!! My cousin Robert is lucky here once more, he is the son of a farmer like his father was. He loves life in the country but he wants a better life for himself and his future family.
Every year his father enters a gamble with nature — where he has little to say: If it rains then he will have good crops next season. If the weather is not as friendly, he will have great losses and suffer for years to come. Robert is much more fortunate, his taxi car works every season and he has a good income all year round. As long as his insurance is paid and oil is changed, he cruises the big city and gathers money to buy the newest organic treats for Rosa. Each morning Robert wakes up knowing he has a great life and a happy Rosa waiting to go for a walk in the morning. Robert loves his life.
What kind of love did we receive as children.
The most difficult to understand yet easy to put into words is the kind of affection we received as children, the kind of warmth and kindness our parents showered upon us at the earliest stages of life: Conditional or Unconditional love.
If you had to juggle 10 flaming balls and sing a full opera to get the attention of your parents, probably today you feel the need to constantly impress everyone around and to keep everyone impressed, just to feel that you deserve their friendship — For today. Tomorrow the timer starts again and you will have to earn their friendship once more.
Such is the case of David, he is always insecure about his relations with others and feels the necessity to please everyone and perform in order to maintain friendships. His parents would never discuss feelings or share affections with him, he was left to the cold embrace of his expensive toys and, wide and lonely room.
Robert feels like the mattress king in his mattress world. He has nothing to prove and no one to impress (Except Rosa). His mother loved him for being her son and his dad loved him for being around. They both told him this and talked about their emotions, why they felt a certain way, Robert came to understand that love is something you can decide to share, and sharing it will only increase its value.
If I would ask you now, who is happier? Few would doubt how Robert or David feel about themselves, their self-esteem. The way they perceive their worth was established before they were aware of anything happening and now they deal with it however they can. Neither blame their parents and neither thinks they really deserve it.
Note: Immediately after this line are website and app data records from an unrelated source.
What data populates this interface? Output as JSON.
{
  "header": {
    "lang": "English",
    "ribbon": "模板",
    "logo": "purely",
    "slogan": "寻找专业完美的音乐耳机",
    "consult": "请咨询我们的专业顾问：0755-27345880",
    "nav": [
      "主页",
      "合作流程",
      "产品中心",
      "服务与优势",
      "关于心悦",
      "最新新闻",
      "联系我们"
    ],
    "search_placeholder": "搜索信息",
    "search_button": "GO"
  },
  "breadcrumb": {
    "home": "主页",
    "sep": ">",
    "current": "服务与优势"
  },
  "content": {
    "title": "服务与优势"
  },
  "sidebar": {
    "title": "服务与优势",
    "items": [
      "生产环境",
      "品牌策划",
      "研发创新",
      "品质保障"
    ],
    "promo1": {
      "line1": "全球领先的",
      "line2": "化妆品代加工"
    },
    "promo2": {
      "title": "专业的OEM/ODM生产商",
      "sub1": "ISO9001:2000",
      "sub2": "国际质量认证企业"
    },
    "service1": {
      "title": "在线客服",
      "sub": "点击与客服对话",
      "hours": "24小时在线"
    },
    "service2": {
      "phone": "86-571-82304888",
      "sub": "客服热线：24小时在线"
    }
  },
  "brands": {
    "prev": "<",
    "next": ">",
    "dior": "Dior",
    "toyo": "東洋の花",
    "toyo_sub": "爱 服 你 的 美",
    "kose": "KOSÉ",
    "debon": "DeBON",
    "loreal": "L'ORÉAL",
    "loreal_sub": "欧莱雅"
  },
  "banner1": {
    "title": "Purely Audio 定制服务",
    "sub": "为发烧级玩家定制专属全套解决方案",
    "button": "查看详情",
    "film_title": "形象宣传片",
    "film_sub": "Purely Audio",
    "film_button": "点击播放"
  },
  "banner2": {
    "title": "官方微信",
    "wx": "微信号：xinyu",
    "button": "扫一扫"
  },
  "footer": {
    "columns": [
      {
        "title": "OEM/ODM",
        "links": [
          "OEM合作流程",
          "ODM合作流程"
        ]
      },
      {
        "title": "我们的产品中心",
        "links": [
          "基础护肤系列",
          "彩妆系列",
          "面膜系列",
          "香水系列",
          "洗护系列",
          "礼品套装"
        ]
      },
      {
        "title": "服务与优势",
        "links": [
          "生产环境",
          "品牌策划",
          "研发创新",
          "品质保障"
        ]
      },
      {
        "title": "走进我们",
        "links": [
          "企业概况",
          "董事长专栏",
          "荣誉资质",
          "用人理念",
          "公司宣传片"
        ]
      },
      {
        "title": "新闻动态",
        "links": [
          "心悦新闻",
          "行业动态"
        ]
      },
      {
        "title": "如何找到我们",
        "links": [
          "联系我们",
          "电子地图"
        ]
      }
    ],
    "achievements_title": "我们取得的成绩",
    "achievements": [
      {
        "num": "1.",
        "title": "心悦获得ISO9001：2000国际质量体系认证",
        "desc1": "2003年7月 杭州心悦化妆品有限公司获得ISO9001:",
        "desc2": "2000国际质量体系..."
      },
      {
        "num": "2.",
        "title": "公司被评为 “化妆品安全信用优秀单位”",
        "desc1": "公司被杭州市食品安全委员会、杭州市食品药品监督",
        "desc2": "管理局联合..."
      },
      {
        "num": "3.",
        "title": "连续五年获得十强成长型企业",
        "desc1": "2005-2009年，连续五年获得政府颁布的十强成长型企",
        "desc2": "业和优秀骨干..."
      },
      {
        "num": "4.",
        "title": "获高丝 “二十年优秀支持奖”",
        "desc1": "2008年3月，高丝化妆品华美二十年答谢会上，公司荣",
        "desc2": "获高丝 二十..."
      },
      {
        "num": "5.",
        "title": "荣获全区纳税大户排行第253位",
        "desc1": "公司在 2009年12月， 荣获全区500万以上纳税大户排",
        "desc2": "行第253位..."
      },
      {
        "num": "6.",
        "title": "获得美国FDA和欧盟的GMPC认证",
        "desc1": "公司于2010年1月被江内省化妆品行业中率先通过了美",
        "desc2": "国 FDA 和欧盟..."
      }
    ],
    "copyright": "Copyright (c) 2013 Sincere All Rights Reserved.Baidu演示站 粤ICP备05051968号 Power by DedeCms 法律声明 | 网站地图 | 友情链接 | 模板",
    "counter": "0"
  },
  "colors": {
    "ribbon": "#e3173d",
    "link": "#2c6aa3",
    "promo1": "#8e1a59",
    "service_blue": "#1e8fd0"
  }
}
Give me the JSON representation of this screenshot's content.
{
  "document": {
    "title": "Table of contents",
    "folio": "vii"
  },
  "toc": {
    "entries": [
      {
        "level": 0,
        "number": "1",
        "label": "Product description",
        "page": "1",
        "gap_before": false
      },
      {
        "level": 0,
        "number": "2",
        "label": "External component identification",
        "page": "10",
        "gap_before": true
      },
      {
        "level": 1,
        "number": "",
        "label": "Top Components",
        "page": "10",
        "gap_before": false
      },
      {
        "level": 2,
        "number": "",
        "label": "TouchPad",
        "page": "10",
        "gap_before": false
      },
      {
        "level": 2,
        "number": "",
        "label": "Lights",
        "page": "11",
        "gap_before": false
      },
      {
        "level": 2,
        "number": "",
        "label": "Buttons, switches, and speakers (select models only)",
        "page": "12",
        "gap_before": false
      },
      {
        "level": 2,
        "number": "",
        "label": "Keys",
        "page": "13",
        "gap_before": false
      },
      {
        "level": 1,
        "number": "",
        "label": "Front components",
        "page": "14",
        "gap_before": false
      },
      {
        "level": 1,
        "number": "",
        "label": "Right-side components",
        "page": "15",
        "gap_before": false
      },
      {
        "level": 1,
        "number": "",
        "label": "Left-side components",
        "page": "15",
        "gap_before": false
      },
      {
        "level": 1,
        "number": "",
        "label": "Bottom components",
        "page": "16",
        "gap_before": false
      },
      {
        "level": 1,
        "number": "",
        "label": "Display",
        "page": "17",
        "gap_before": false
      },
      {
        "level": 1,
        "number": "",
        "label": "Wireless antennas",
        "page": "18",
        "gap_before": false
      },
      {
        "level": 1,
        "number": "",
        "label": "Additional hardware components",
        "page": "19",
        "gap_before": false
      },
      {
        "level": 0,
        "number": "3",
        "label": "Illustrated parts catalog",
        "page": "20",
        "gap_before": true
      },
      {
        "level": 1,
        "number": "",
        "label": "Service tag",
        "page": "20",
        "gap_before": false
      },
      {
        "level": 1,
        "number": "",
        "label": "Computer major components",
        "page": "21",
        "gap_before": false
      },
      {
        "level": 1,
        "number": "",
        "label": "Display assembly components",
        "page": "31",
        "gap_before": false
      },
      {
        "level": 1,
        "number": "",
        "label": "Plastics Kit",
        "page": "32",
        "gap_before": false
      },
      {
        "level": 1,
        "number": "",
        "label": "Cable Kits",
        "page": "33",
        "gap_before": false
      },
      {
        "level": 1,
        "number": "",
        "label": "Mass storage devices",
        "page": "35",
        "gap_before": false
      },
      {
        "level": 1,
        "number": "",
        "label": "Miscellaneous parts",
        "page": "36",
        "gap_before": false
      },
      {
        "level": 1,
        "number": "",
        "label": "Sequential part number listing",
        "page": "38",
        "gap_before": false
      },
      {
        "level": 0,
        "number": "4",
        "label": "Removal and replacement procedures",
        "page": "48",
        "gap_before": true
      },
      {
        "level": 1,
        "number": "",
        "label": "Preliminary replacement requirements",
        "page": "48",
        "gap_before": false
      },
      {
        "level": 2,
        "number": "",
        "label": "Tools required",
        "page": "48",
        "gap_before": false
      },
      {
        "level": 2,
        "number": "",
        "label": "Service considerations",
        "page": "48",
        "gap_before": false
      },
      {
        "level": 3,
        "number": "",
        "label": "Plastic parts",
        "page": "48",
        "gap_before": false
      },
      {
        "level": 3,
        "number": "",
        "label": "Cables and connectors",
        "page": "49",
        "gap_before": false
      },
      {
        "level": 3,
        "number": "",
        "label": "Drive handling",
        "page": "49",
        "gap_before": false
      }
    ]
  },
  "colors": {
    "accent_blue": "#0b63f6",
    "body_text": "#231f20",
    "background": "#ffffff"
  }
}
It is not our choice what social class we are born in or what color our spoons have (gold, iron, plastic). What we do have a say in is the way we act upon our feelings, our anxiety, and our desire to act in a certain way. It is up to us to look for reasons and remedies to the angsts that rain down on our minds.
*Inspired by the works of Alain de Botton